In 2012 Lowes hardware stores inked a deal with Cleveland Clinic. Cleveland Clinic became the sole provider for Lowes employees with specific heart conditions. The value proposition goes something like this: Cleveland offers a recognized name in quality —we’ll set aside an analysis or discussion regarding the validity of that assumption —and Lowes offers a statistically predictable amount of business. A special price is agreed to. Lowes, even when covering the travel cost for employees and a family member, saves money and gets better quality results.
Aravind Eye Hospital in India does more eye surgeries than any other place in the world. It treats nearly 2 million patients a year, for remarkably less than most hospitals in the United States, and it treats nearly two-thirds of those patients for free. It is generally regarded as one of the best facilities for eye care quality in the world.
Rochester Minnesota is a town of roughly 150,000 people. Most towns that size which are fortunate enough to have a towered airport, have runways averaging 6,000 feet. The main runway at RST is over 9,000 feet long and capable of landing medium sized international jets. RST also has immigration services for international flights. What’s in Rochester that warrants a such a sophisticated airport? The Mayo Clinic.
Meanwhile, where I live in Richmond, Virginia, we have 11 licensed hospitals. Eight of which are large, traditional community hospitals and one is a large academic medical center. Of those eight, seven offer most of the same services: OB, general surgery, diagnostic imaging, orthopedics, emergency care, etc. At the risk of sounding anti-capitalistic, does it make sense for seven hospitals to all do the same thing, with different processes, standards, outcomes and costs? Or might I be better off flying to India for my eye surgery?
My point in these vignettes is to consider the globalization of treatment options. As our world gets smaller, our ability to specialize treatment options and concentrate them into true centers of excellence becomes not only a reality, but an important consideration.
In fact, the VA has had this model for many years. The VA recognizes it is better for quality and costs to concentrate expert providers in key centers, and move patients and families to those centers for treatment. We also see this today in cancer care. May patients, albeit most often those with resources, consider traveling to the Kennedy Center, Sloan-Kettering, MD Anderson or Stanford. Steve Jobs famously traveled to Tennessee for his liver replacement.
See! I told you every discussion of disruption had a mention of Steve Jobs.
As an inevitability, these high-volume, high-quality centers will increasingly emerge. Insurance companies will recognize the bang for their buck and deals will be stuck where airfare, hotel and treatment are bundled into one payment. Need a knee replacement? Your options may be Denver, Bar Harbor and Juno. Or something like that…what do I know, I’m no cartographer.
There will, of course, be intermediate steps along the way. You might travel 2,000 miles for a knee surgery. But you probably aren’t going to get on that flight 3 times a week for physical therapy. Some things, like politics, are local.

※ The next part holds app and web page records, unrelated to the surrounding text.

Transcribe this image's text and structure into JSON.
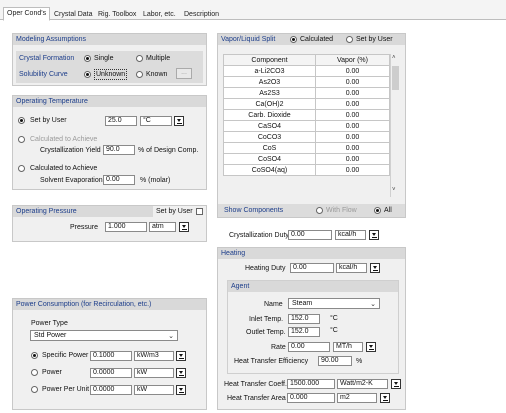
{
  "tabs": [
    "Oper Cond's",
    "Crystal Data",
    "Rig. Toolbox",
    "Labor, etc.",
    "Description"
  ],
  "modeling": {
    "title": "Modeling Assumptions",
    "crystal_formation_label": "Crystal Formation",
    "single": "Single",
    "multiple": "Multiple",
    "solubility_curve_label": "Solubility Curve",
    "unknown": "Unknown",
    "known": "Known",
    "ellipsis": "..."
  },
  "temperature": {
    "title": "Operating Temperature",
    "set_by_user": "Set by User",
    "temp_value": "25.0",
    "temp_unit": "°C",
    "calc_to_achieve_1": "Calculated to Achieve",
    "cryst_yield_label": "Crystallization Yield",
    "cryst_yield_value": "90.0",
    "cryst_yield_suffix": "% of Design Comp.",
    "calc_to_achieve_2": "Calculated to Achieve",
    "solvent_evap_label": "Solvent Evaporation",
    "solvent_evap_value": "0.00",
    "solvent_evap_unit": "% (molar)"
  },
  "pressure": {
    "title": "Operating Pressure",
    "set_by_user": "Set by User",
    "label": "Pressure",
    "value": "1.000",
    "unit": "atm"
  },
  "power": {
    "title": "Power Consumption (for Recirculation, etc.)",
    "type_label": "Power Type",
    "type_value": "Std Power",
    "specific_power_label": "Specific Power",
    "specific_power_value": "0.1000",
    "specific_power_unit": "kW/m3",
    "power_label": "Power",
    "power_value": "0.0000",
    "power_unit": "kW",
    "power_per_unit_label": "Power Per Unit",
    "power_per_unit_value": "0.0000",
    "power_per_unit_unit": "kW"
  },
  "vapor": {
    "title": "Vapor/Liquid Split",
    "calculated": "Calculated",
    "set_by_user": "Set by User",
    "col_component": "Component",
    "col_vapor": "Vapor (%)",
    "rows": [
      {
        "component": "a-Li2CO3",
        "vapor": "0.00"
      },
      {
        "component": "As2O3",
        "vapor": "0.00"
      },
      {
        "component": "As2S3",
        "vapor": "0.00"
      },
      {
        "component": "Ca(OH)2",
        "vapor": "0.00"
      },
      {
        "component": "Carb. Dioxide",
        "vapor": "0.00"
      },
      {
        "component": "CaSO4",
        "vapor": "0.00"
      },
      {
        "component": "CoCO3",
        "vapor": "0.00"
      },
      {
        "component": "CoS",
        "vapor": "0.00"
      },
      {
        "component": "CoSO4",
        "vapor": "0.00"
      },
      {
        "component": "CoSO4(aq)",
        "vapor": "0.00"
      }
    ],
    "show_components": "Show Components",
    "with_flow": "With Flow",
    "all": "All"
  },
  "cryst_duty": {
    "label": "Crystallization Duty",
    "value": "0.00",
    "unit": "kcal/h"
  },
  "heating": {
    "title": "Heating",
    "duty_label": "Heating Duty",
    "duty_value": "0.00",
    "duty_unit": "kcal/h",
    "agent_title": "Agent",
    "name_label": "Name",
    "name_value": "Steam",
    "inlet_label": "Inlet Temp.",
    "inlet_value": "152.0",
    "inlet_unit": "°C",
    "outlet_label": "Outlet Temp.",
    "outlet_value": "152.0",
    "outlet_unit": "°C",
    "rate_label": "Rate",
    "rate_value": "0.00",
    "rate_unit": "MT/h",
    "eff_label": "Heat Transfer Efficiency",
    "eff_value": "90.00",
    "eff_unit": "%",
    "coeff_label": "Heat Transfer Coeff.",
    "coeff_value": "1500.000",
    "coeff_unit": "Watt/m2-K",
    "area_label": "Heat Transfer Area",
    "area_value": "0.000",
    "area_unit": "m2"
  }
}
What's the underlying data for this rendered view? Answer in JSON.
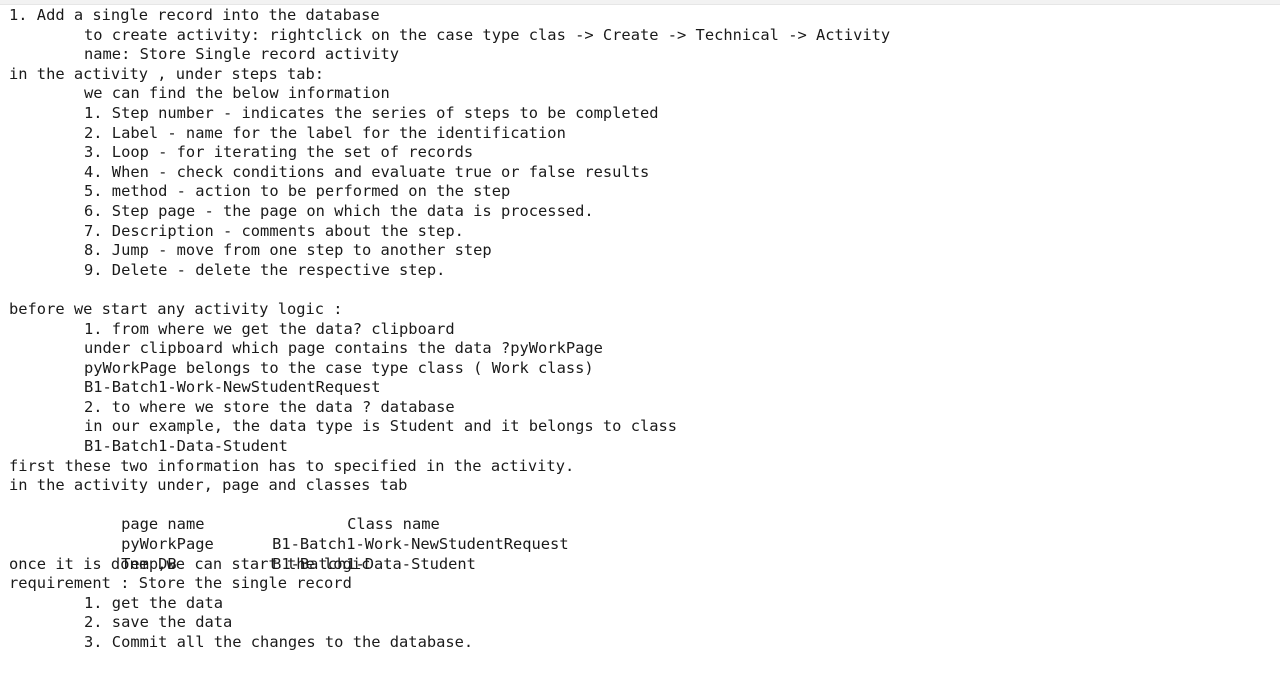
{
  "notes": {
    "intro": {
      "title": "1. Add a single record into the database",
      "create_steps": "to create activity: rightclick on the case type clas -> Create -> Technical -> Activity",
      "name": "name: Store Single record activity"
    },
    "steps_tab": {
      "heading": "in the activity , under steps tab:",
      "lead": "we can find the below information",
      "items": [
        "1. Step number - indicates the series of steps to be completed",
        "2. Label - name for the label for the identification",
        "3. Loop - for iterating the set of records",
        "4. When - check conditions and evaluate true or false results",
        "5. method - action to be performed on the step",
        "6. Step page - the page on which the data is processed.",
        "7. Description - comments about the step.",
        "8. Jump - move from one step to another step",
        "9. Delete - delete the respective step."
      ]
    },
    "before_start": {
      "heading": "before we start any activity logic :",
      "lines": [
        "1. from where we get the data? clipboard",
        "under clipboard which page contains the data ?pyWorkPage",
        "pyWorkPage belongs to the case type class ( Work class)",
        "B1-Batch1-Work-NewStudentRequest",
        "2. to where we store the data ? database",
        "in our example, the data type is Student and it belongs to class",
        "B1-Batch1-Data-Student"
      ]
    },
    "first_info": "first these two information has to specified in the activity.",
    "pages_classes": {
      "heading": "in the activity under, page and classes tab",
      "col_page": "page name",
      "col_class": "Class name",
      "rows": [
        {
          "page": "pyWorkPage",
          "class": "B1-Batch1-Work-NewStudentRequest"
        },
        {
          "page": "TempDB",
          "class": "B1-Batch1-Data-Student"
        }
      ]
    },
    "once_done": "once it is done ,we can start the logic",
    "requirement": {
      "heading": "requirement : Store the single record",
      "items": [
        "1. get the data",
        "2. save the data",
        "3. Commit all the changes to the database."
      ]
    }
  }
}
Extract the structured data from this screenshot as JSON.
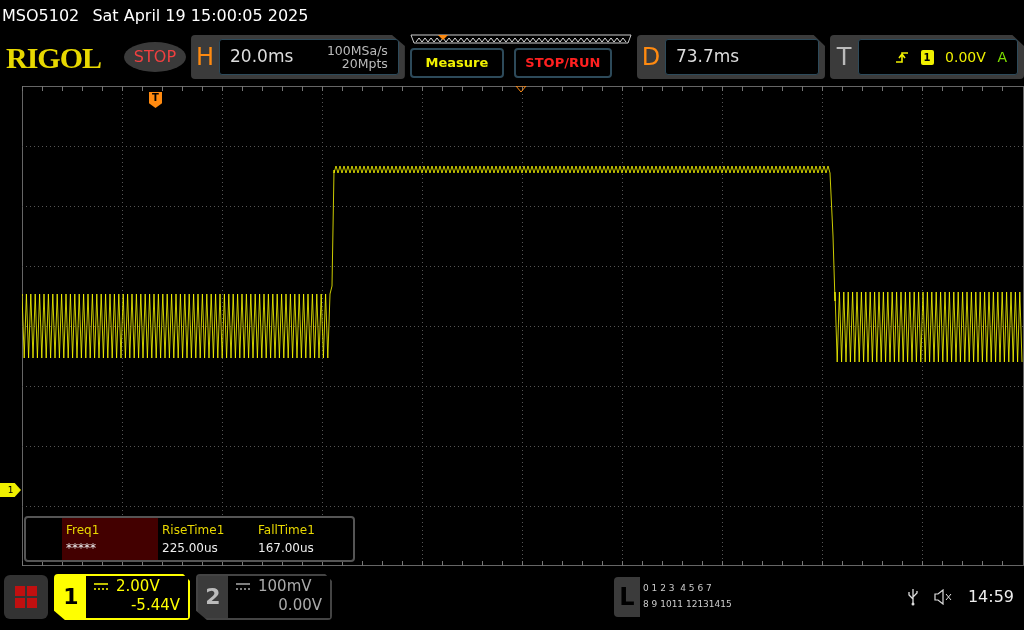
{
  "top_bar": {
    "model": "MSO5102",
    "datetime": "Sat April 19 15:00:05 2025"
  },
  "logo": "RIGOL",
  "run_state": {
    "label": "STOP",
    "kind": "stop"
  },
  "horizontal": {
    "letter": "H",
    "timebase": "20.0ms",
    "sample_rate": "100MSa/s",
    "memory_depth": "20Mpts"
  },
  "buttons": [
    {
      "label": "Measure",
      "kind": "measure"
    },
    {
      "label": "STOP/RUN",
      "kind": "stoprun"
    }
  ],
  "delay": {
    "letter": "D",
    "value": "73.7ms"
  },
  "trigger": {
    "letter": "T",
    "source": "1",
    "level": "0.00V",
    "mode": "A"
  },
  "trigger_marker": "T",
  "channel_marker": "1",
  "measurements": [
    {
      "name": "Freq1",
      "value": "*****",
      "selected": true
    },
    {
      "name": "RiseTime1",
      "value": "225.00us",
      "selected": false
    },
    {
      "name": "FallTime1",
      "value": "167.00us",
      "selected": false
    }
  ],
  "channels": [
    {
      "number": "1",
      "scale": "2.00V",
      "offset": "-5.44V",
      "on": true
    },
    {
      "number": "2",
      "scale": "100mV",
      "offset": "0.00V",
      "on": false
    }
  ],
  "logic": {
    "letter": "L",
    "row_1": "0 1 2 3  4 5 6 7",
    "row_2": "8 9 1011 12131415"
  },
  "clock": "14:59"
}
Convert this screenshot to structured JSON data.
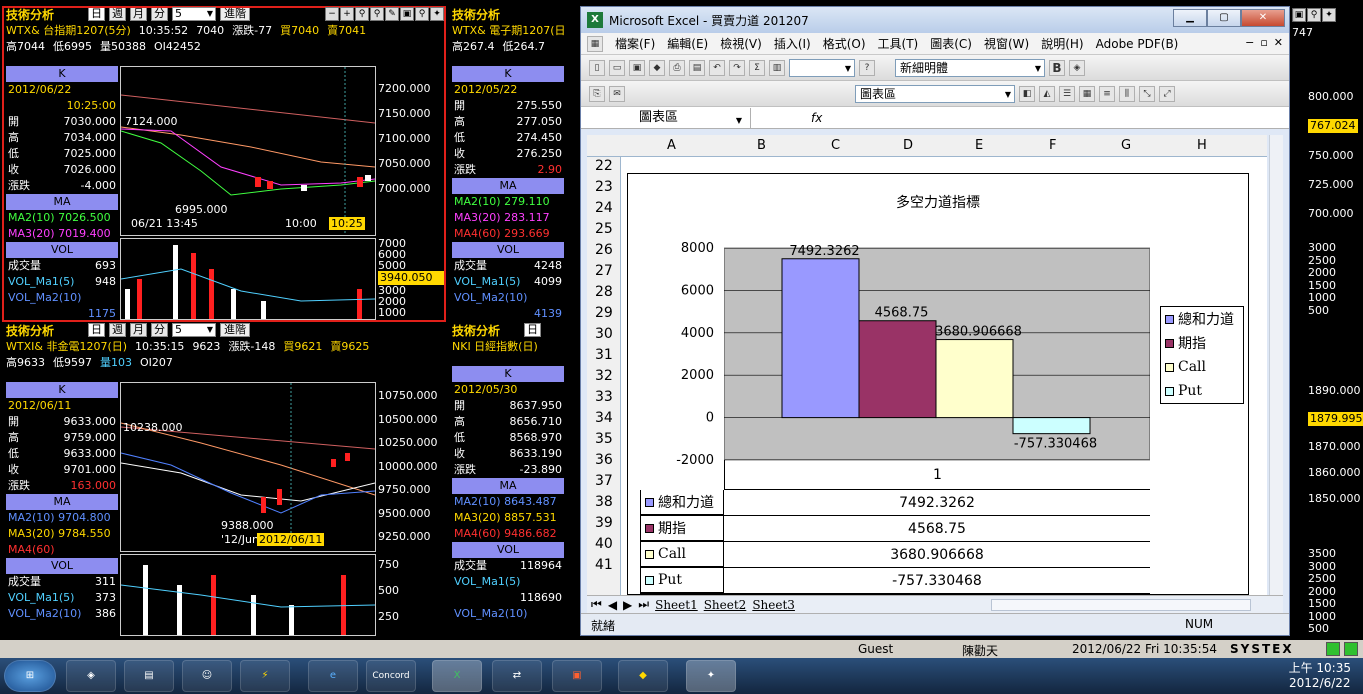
{
  "panels": {
    "p1": {
      "title": "技術分析",
      "btn_day": "日",
      "btn_week": "週",
      "btn_month": "月",
      "btn_min": "分",
      "period": "5",
      "advanced": "進階",
      "symbol": "WTX&  台指期1207(5分)",
      "time": "10:35:52",
      "price": "7040",
      "change": "漲跌-77",
      "buy": "買7040",
      "sell": "賣7041",
      "high": "高7044",
      "low": "低6995",
      "vol": "量50388",
      "oi": "OI42452",
      "k_label": "K",
      "date": "2012/06/22",
      "clock": "10:25:00",
      "open_k": "開",
      "open": "7030.000",
      "high_k": "高",
      "highv": "7034.000",
      "low_k": "低",
      "lowv": "7025.000",
      "close_k": "收",
      "close": "7026.000",
      "chg_k": "漲跌",
      "chg": "-4.000",
      "ma_label": "MA",
      "ma2": "MA2(10) 7026.500",
      "ma3": "MA3(20) 7019.400",
      "vol_label": "VOL",
      "vol_k": "成交量",
      "vol_v": "693",
      "vma1_k": "VOL_Ma1(5)",
      "vma1_v": "948",
      "vma2_k": "VOL_Ma2(10)",
      "vma2_v": "1175",
      "ax": [
        "7200.000",
        "7150.000",
        "7100.000",
        "7050.000",
        "7000.000"
      ],
      "vol_ax": [
        "7000",
        "6000",
        "5000",
        "4000",
        "3000",
        "2000",
        "1000"
      ],
      "vol_tag": "3940.050",
      "hi_mark": "7124.000",
      "lo_mark": "6995.000",
      "t1": "06/21 13:45",
      "t2": "10:00",
      "t3": "10:25"
    },
    "p2": {
      "title": "技術分析",
      "symbol": "WTX&  電子期1207(日",
      "high": "高267.4",
      "low": "低264.7",
      "k_label": "K",
      "date": "2012/05/22",
      "open_k": "開",
      "open": "275.550",
      "high_k": "高",
      "highv": "277.050",
      "low_k": "低",
      "lowv": "274.450",
      "close_k": "收",
      "close": "276.250",
      "chg_k": "漲跌",
      "chg": "2.90",
      "ma_label": "MA",
      "ma2": "MA2(10)  279.110",
      "ma3": "MA3(20)  283.117",
      "ma4": "MA4(60)  293.669",
      "vol_label": "VOL",
      "vol_k": "成交量",
      "vol_v": "4248",
      "vma1_k": "VOL_Ma1(5)",
      "vma1_v": "4099",
      "vma2_k": "VOL_Ma2(10)",
      "vma2_v": "4139"
    },
    "p3": {
      "title": "技術分析",
      "btn_day": "日",
      "btn_week": "週",
      "btn_month": "月",
      "btn_min": "分",
      "period": "5",
      "advanced": "進階",
      "symbol": "WTXI&  非金電1207(日)",
      "time": "10:35:15",
      "price": "9623",
      "change": "漲跌-148",
      "buy": "買9621",
      "sell": "賣9625",
      "high": "高9633",
      "low": "低9597",
      "vol": "量103",
      "oi": "OI207",
      "k_label": "K",
      "date": "2012/06/11",
      "open_k": "開",
      "open": "9633.000",
      "high_k": "高",
      "highv": "9759.000",
      "low_k": "低",
      "lowv": "9633.000",
      "close_k": "收",
      "close": "9701.000",
      "chg_k": "漲跌",
      "chg": "163.000",
      "ma_label": "MA",
      "ma2": "MA2(10) 9704.800",
      "ma3": "MA3(20) 9784.550",
      "ma4": "MA4(60)",
      "vol_label": "VOL",
      "vol_k": "成交量",
      "vol_v": "311",
      "vma1_k": "VOL_Ma1(5)",
      "vma1_v": "373",
      "vma2_k": "VOL_Ma2(10)",
      "vma2_v": "386",
      "ax": [
        "10750.000",
        "10500.000",
        "10250.000",
        "10000.000",
        "9750.000",
        "9500.000",
        "9250.000"
      ],
      "vol_ax": [
        "750",
        "500",
        "250"
      ],
      "hi_mark": "10238.000",
      "lo_mark": "9388.000",
      "t1": "'12/Jun",
      "t2": "2012/06/11"
    },
    "p4": {
      "title": "技術分析",
      "btn_day": "日",
      "symbol": "NKI  日經指數(日)",
      "k_label": "K",
      "date": "2012/05/30",
      "open_k": "開",
      "open": "8637.950",
      "high_k": "高",
      "highv": "8656.710",
      "low_k": "低",
      "lowv": "8568.970",
      "close_k": "收",
      "close": "8633.190",
      "chg_k": "漲跌",
      "chg": "-23.890",
      "ma_label": "MA",
      "ma2": "MA2(10) 8643.487",
      "ma3": "MA3(20) 8857.531",
      "ma4": "MA4(60) 9486.682",
      "vol_label": "VOL",
      "vol_k": "成交量",
      "vol_v": "118964",
      "vma1_k": "VOL_Ma1(5)",
      "vma1_v": "118690",
      "vma2_k": "VOL_Ma2(10)"
    },
    "right": {
      "ax1": [
        "800.000",
        "767.024",
        "750.000",
        "725.000",
        "700.000"
      ],
      "top": "747",
      "vol": [
        "3000",
        "2500",
        "2000",
        "1500",
        "1000",
        "500"
      ],
      "ax2": [
        "1890.000",
        "1879.995",
        "1870.000",
        "1860.000",
        "1850.000"
      ],
      "vol2": [
        "3500",
        "3000",
        "2500",
        "2000",
        "1500",
        "1000",
        "500"
      ]
    }
  },
  "excel": {
    "title": "Microsoft Excel - 買賣力道 201207",
    "menu": [
      "檔案(F)",
      "編輯(E)",
      "檢視(V)",
      "插入(I)",
      "格式(O)",
      "工具(T)",
      "圖表(C)",
      "視窗(W)",
      "說明(H)",
      "Adobe PDF(B)"
    ],
    "font_combo": "新細明體",
    "bold": "B",
    "chart_area_combo": "圖表區",
    "namebox": "圖表區",
    "fx": "fx",
    "columns": [
      "A",
      "B",
      "C",
      "D",
      "E",
      "F",
      "G",
      "H"
    ],
    "rows": [
      "22",
      "23",
      "24",
      "25",
      "26",
      "27",
      "28",
      "29",
      "30",
      "31",
      "32",
      "33",
      "34",
      "35",
      "36",
      "37",
      "38",
      "39",
      "40",
      "41"
    ],
    "sheets": [
      "Sheet1",
      "Sheet2",
      "Sheet3"
    ],
    "status": "就緒",
    "num": "NUM"
  },
  "chart_data": {
    "type": "bar",
    "title": "多空力道指標",
    "categories": [
      "1"
    ],
    "series": [
      {
        "name": "總和力道",
        "values": [
          7492.3262
        ],
        "color": "#9999ff"
      },
      {
        "name": "期指",
        "values": [
          4568.75
        ],
        "color": "#993366"
      },
      {
        "name": "Call",
        "values": [
          3680.906668
        ],
        "color": "#ffffcc"
      },
      {
        "name": "Put",
        "values": [
          -757.330468
        ],
        "color": "#ccffff"
      }
    ],
    "data_labels": [
      "7492.3262",
      "4568.75",
      "3680.906668",
      "-757.330468"
    ],
    "yticks": [
      "8000",
      "6000",
      "4000",
      "2000",
      "0",
      "-2000"
    ],
    "ylim": [
      -2000,
      8000
    ],
    "legend": "right",
    "table_values": [
      "7492.3262",
      "4568.75",
      "3680.906668",
      "-757.330468"
    ]
  },
  "status_strip": {
    "user": "Guest",
    "name": "陳勸天",
    "datetime": "2012/06/22 Fri 10:35:54",
    "brand": "SYSTEX"
  },
  "taskbar": {
    "time": "上午 10:35",
    "date": "2012/6/22",
    "concord": "Concord"
  }
}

But, as our national discussion of quality and cost evolves, we’ll be forced to ask when volume, specialization and concentration matters. Maybe all hospitals don’t need to offer the same services.
Sushi, in the mountains?
These three inevitabilities play off each other, don’t they? We desire consumer empowerment, we’re building the tools to circumvent the system and enable that empowerment and we’re seeking out the best options for acting on that empowerment. These things will happen, because they always happen. The technology will come to enable them, because Moore’s Law shows that it always does. And we’ll broaden our geographic view of our options. After all, the best sushi restaurant I’ve ever been to is in the middle of Colorado. If my Yelp app on my iPhone tells me FedEx can get raw fish to Aspen, we can surely get the blind to India.